[Page and application data records]
^^^^
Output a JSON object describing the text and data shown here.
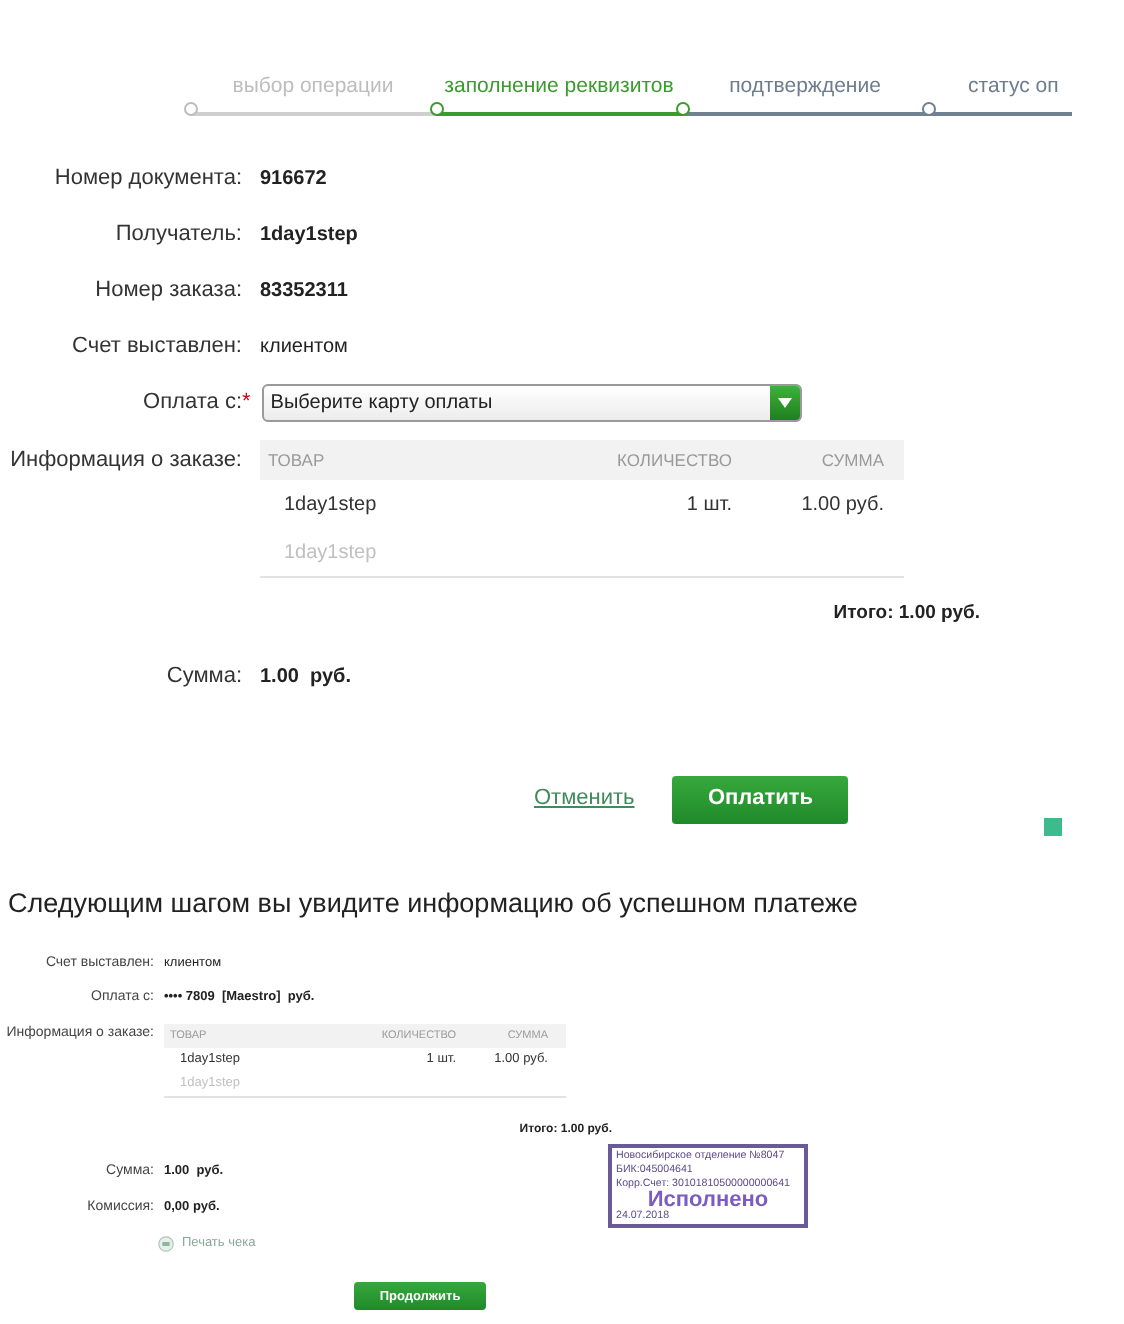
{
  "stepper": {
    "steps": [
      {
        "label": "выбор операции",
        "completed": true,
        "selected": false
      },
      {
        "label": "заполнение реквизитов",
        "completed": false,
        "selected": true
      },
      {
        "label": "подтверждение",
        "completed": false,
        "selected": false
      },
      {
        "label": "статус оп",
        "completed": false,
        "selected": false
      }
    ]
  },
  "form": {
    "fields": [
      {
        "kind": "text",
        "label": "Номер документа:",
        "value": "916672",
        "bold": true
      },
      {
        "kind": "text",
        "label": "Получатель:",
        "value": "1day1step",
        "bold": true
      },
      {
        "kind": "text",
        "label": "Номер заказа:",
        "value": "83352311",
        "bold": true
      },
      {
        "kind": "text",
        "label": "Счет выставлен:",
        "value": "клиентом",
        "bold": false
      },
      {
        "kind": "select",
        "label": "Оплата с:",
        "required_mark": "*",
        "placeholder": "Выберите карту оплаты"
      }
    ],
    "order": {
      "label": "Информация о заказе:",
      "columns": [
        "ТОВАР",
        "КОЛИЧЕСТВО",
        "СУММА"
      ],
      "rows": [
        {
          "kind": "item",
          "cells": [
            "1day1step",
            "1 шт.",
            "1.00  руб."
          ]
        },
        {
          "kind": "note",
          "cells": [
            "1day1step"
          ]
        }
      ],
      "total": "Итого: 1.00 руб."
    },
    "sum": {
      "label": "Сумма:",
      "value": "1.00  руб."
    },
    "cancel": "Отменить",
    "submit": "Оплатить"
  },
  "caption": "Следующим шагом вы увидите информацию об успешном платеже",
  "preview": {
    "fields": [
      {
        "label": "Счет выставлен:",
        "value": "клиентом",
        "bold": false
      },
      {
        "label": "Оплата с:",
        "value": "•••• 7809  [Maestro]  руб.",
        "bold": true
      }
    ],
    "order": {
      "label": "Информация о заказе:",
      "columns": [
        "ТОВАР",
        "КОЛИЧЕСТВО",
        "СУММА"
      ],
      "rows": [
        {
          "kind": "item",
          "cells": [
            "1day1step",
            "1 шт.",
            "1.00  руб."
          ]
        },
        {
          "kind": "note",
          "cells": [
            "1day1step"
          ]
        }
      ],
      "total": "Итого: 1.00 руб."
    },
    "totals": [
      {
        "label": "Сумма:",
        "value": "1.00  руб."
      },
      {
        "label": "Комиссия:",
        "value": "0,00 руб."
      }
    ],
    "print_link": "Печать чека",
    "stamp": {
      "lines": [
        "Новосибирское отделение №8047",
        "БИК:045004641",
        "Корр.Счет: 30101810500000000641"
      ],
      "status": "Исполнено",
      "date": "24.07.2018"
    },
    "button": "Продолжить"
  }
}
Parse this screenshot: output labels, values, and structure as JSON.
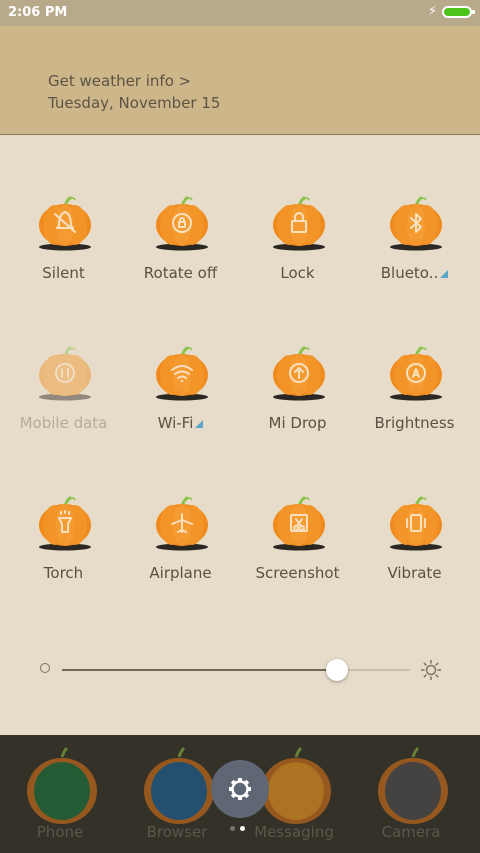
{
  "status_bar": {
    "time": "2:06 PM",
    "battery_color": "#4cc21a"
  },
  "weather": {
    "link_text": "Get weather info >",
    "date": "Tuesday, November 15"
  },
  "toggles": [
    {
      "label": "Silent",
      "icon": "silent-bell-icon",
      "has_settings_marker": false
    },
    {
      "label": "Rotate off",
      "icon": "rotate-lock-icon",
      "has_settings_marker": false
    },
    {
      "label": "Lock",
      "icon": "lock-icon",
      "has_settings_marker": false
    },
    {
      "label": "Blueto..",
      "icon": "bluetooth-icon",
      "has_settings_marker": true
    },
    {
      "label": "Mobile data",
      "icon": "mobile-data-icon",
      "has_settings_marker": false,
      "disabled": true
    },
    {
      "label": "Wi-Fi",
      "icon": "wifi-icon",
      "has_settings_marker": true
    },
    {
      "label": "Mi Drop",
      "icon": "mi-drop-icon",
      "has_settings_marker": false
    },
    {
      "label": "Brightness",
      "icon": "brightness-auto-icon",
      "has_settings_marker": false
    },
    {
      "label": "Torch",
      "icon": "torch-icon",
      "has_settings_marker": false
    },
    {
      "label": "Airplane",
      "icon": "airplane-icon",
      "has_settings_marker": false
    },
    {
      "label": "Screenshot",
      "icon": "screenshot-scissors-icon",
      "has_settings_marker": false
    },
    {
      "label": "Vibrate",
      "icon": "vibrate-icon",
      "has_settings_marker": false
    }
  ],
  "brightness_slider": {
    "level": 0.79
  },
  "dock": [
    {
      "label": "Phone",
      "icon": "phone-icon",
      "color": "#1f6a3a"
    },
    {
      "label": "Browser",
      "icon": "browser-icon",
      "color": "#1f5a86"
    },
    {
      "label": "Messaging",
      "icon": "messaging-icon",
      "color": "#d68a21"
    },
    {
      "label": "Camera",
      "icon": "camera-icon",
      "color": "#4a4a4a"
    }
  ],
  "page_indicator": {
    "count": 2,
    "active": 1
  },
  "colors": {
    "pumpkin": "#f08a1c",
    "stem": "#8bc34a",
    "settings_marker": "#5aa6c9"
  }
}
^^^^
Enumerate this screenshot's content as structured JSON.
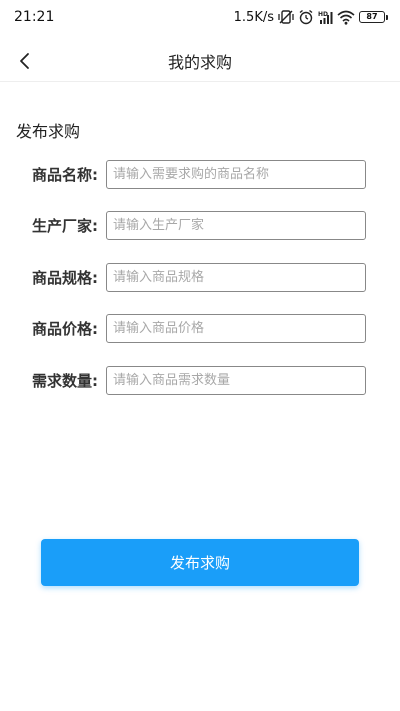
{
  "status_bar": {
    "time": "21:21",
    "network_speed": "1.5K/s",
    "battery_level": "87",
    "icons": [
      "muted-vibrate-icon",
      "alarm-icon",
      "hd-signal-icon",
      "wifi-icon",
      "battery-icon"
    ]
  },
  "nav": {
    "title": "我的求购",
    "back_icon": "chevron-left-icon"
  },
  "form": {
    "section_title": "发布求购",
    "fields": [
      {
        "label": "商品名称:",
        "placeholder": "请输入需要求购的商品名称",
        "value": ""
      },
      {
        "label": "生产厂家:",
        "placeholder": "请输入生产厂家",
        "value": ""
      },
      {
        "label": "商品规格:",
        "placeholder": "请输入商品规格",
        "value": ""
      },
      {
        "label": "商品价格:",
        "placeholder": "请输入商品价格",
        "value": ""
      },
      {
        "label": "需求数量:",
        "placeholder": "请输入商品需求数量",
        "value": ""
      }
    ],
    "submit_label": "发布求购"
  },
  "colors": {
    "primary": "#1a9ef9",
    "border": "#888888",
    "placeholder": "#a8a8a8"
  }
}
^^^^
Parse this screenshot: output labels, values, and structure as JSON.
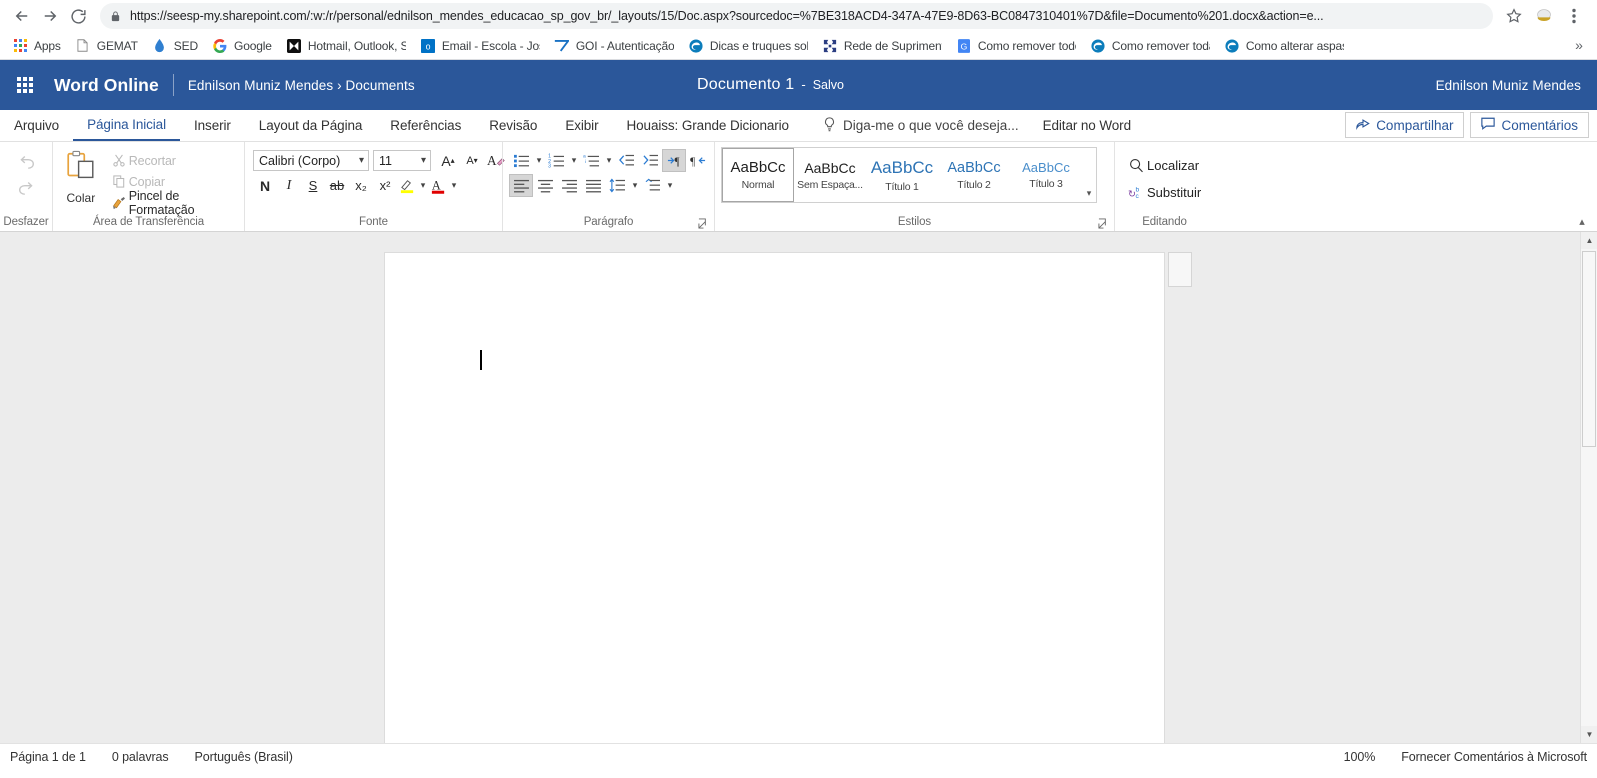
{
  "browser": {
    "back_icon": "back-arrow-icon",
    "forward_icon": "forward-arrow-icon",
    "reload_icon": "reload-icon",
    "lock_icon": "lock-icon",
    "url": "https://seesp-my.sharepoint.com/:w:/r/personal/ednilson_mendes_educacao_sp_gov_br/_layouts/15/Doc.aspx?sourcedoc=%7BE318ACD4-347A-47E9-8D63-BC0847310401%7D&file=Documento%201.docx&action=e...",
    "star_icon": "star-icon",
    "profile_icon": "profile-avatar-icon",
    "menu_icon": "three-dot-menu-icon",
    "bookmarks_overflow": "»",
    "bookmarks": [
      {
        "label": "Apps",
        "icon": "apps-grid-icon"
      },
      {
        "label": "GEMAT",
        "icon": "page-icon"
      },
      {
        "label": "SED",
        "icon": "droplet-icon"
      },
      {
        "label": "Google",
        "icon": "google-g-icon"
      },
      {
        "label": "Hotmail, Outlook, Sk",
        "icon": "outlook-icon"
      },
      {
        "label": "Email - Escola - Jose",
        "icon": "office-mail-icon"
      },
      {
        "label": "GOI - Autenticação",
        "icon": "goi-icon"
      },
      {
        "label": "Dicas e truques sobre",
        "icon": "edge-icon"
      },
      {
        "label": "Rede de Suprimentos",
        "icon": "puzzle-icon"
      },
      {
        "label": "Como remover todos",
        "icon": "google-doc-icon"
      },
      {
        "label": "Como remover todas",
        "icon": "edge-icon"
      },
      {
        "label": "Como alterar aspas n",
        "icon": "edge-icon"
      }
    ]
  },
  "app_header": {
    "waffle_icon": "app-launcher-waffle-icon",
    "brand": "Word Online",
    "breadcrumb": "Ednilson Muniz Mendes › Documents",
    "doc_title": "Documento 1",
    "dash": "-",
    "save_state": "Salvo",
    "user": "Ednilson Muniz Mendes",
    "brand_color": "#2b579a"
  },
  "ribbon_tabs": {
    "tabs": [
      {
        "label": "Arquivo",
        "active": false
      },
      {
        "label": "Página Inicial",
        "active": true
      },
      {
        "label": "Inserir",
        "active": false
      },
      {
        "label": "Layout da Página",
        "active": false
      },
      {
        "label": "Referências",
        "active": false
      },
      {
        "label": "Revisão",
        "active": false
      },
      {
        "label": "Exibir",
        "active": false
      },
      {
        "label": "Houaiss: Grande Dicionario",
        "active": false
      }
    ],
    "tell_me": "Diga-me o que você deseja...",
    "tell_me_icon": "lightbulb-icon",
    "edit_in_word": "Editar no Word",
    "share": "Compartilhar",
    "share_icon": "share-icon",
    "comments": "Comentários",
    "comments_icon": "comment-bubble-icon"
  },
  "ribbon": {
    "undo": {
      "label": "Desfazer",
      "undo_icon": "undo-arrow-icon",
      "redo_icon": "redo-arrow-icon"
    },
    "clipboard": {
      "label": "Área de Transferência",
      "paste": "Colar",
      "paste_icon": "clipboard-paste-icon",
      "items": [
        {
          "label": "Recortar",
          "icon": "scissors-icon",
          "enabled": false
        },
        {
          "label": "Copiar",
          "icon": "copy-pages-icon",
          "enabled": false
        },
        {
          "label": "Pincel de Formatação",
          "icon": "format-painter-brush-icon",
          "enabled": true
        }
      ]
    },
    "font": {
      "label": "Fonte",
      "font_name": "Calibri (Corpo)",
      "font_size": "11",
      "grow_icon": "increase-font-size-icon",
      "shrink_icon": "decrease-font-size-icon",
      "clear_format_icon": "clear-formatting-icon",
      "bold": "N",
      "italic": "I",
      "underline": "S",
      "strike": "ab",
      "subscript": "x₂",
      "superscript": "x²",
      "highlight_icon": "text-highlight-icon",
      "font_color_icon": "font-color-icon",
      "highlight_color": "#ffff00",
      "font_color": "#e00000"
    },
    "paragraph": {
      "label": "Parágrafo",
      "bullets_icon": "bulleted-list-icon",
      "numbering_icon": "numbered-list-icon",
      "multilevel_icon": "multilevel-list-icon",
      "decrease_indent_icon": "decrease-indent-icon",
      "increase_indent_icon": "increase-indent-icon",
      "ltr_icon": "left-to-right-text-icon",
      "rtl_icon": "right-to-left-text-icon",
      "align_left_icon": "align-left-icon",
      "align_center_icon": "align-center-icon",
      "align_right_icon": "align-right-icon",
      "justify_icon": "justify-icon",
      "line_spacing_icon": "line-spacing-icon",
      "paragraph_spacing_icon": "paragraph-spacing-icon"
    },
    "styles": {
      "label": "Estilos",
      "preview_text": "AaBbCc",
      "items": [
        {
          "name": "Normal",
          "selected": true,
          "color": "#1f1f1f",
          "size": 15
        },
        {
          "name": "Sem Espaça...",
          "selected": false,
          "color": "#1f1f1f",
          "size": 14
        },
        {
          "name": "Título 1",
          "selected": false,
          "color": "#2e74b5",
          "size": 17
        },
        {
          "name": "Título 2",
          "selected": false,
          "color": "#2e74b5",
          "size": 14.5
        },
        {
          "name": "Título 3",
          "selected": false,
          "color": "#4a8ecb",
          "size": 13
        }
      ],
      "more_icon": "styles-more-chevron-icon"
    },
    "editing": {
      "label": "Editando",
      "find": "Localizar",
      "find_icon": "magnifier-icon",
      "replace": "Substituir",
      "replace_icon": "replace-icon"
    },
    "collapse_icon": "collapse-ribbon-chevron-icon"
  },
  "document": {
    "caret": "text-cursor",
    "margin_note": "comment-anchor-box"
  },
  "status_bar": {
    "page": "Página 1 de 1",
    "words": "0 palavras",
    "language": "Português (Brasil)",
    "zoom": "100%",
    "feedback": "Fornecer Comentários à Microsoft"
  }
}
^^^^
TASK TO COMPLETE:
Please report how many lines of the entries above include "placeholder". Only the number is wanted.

COMPLETED TASK:
7